“They have told their personal stories of strength, resilience, of love and passion and the forced migration and the effects of war.”

A piece from the exhibition My Life My Story.
A piece from the exhibition My Life My Story.
Felicity Davey, SBS News

A documentary film on Ms Zahid’s migration experiences will debut during the exhibition, as well as pieces by artists Sara Barackzai, Lida Sultani Farahin, Neelab Omar, Fozia Zahid and Zahid Ahmed.

“Afghan women are in a very difficult situation in Afghanistan and also that situation has impacted us here as well. So, we all need help,” Ms Zahid said.

“We all need the people, media, government and international communities to hear us and help us and to send help back home to rescue the women and families that no longer have life and hope.”

A piece from the exhibition My Life My Story.
A piece from the exhibition My Life My Story.
Felicity Davey, SBS News

Ms Zahid said women in Afghanistan have suffered “deeply” over the past 40 years due to conflict in Afghanistan.

The Taliban’s recent takeover has meant that women were again “starting at zero,” she said.

“Everyone, every country, they hope for the best. They improve their situation and their politics, but Afghanistan four months ago, [went] back to ground zero.

“Women are deprived of everything that they were hoping. Imagine, if an Afghan woman who started university 20 years ago or a woman that just got into university, [who was] hoping that they will do something when they finish school or university. Now they become completely invisible. So, that’s really difficult.”

A piece from the exhibition My Life My Story.
A piece from the exhibition My Life My Story.
Felicity Davey, SBS News

'We are here but still thinking about that'

Through her artworks, Ms Azizi hopes to show that Afghan women can rise up despite the hardships they are currently enduring in Afghanistan.

“I feel privileged to have this opportunity. So, I can share my emotion and my feeling and it’s a great opportunity to show the world what is happening in my country and especially for women,” she said.

“I am glad that I could be able to tell the story. I just want to tell the Afghan women that they're not alone. We are here but still thinking about that.”

Away from art, she hopes that conflict will cease in Afghanistan, but her ultimate wish is that women are allowed to continue their education.
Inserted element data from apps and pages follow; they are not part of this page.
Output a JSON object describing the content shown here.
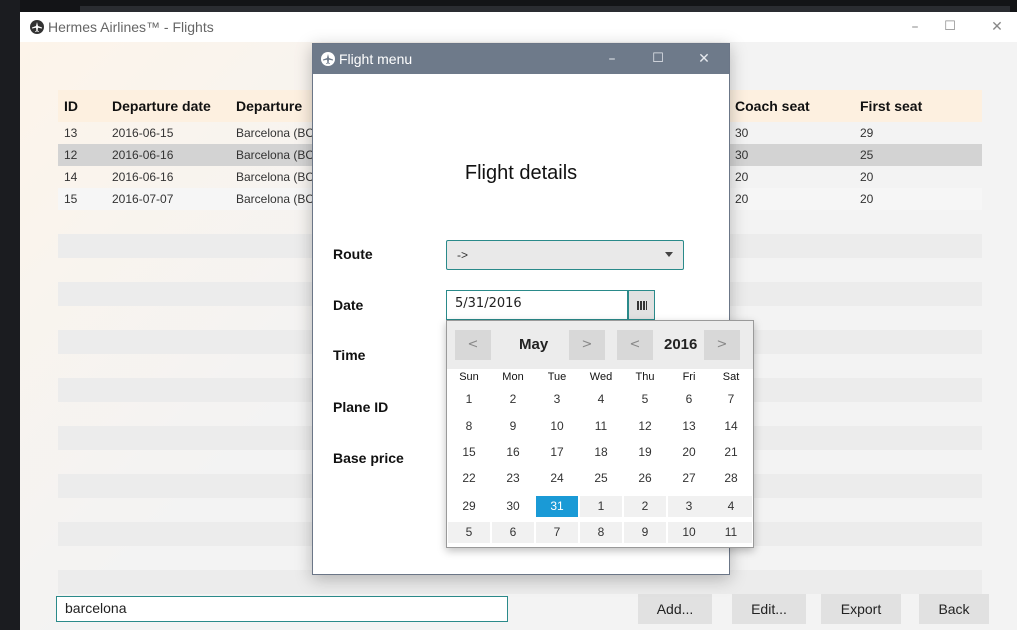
{
  "window": {
    "title": "Hermes Airlines™  -  Flights",
    "controls": {
      "minimize": "–",
      "maximize": "☐",
      "close": "✕"
    }
  },
  "table": {
    "columns": {
      "id": "ID",
      "departure_date": "Departure date",
      "departure": "Departure",
      "coach_seat": "Coach seat",
      "first_seat": "First seat"
    },
    "rows": [
      {
        "id": "13",
        "departure_date": "2016-06-15",
        "departure": "Barcelona (BC",
        "coach_seat": "30",
        "first_seat": "29"
      },
      {
        "id": "12",
        "departure_date": "2016-06-16",
        "departure": "Barcelona (BC",
        "coach_seat": "30",
        "first_seat": "25"
      },
      {
        "id": "14",
        "departure_date": "2016-06-16",
        "departure": "Barcelona (BC",
        "coach_seat": "20",
        "first_seat": "20"
      },
      {
        "id": "15",
        "departure_date": "2016-07-07",
        "departure": "Barcelona (BC",
        "coach_seat": "20",
        "first_seat": "20"
      }
    ],
    "selected_row_id": "12"
  },
  "search": {
    "value": "barcelona"
  },
  "buttons": {
    "add": "Add...",
    "edit": "Edit...",
    "export": "Export",
    "back": "Back"
  },
  "dialog": {
    "title": "Flight menu",
    "heading": "Flight details",
    "controls": {
      "minimize": "–",
      "maximize": "☐",
      "close": "✕"
    },
    "labels": {
      "route": "Route",
      "date": "Date",
      "time": "Time",
      "plane_id": "Plane ID",
      "base_price": "Base price"
    },
    "route_value": "->",
    "date_value": "5/31/2016"
  },
  "calendar": {
    "month": "May",
    "year": "2016",
    "prev": "<",
    "next": ">",
    "weekdays": [
      "Sun",
      "Mon",
      "Tue",
      "Wed",
      "Thu",
      "Fri",
      "Sat"
    ],
    "weeks": [
      [
        "1",
        "2",
        "3",
        "4",
        "5",
        "6",
        "7"
      ],
      [
        "8",
        "9",
        "10",
        "11",
        "12",
        "13",
        "14"
      ],
      [
        "15",
        "16",
        "17",
        "18",
        "19",
        "20",
        "21"
      ],
      [
        "22",
        "23",
        "24",
        "25",
        "26",
        "27",
        "28"
      ],
      [
        "29",
        "30",
        "31",
        "1",
        "2",
        "3",
        "4"
      ],
      [
        "5",
        "6",
        "7",
        "8",
        "9",
        "10",
        "11"
      ]
    ],
    "selected_day": "31"
  },
  "colors": {
    "accent": "#1a9ad6",
    "dialog_titlebar": "#6e7a8a",
    "focus_border": "#2a8a8a",
    "header_bg": "#fdf0e0"
  },
  "icons": {
    "app": "plane-icon",
    "calendar_button": "calendar-icon"
  }
}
“At least they can go and have an education like just normal people. If that could be possible, I would be really appreciative and that would be a wonderful feeling for everyone.”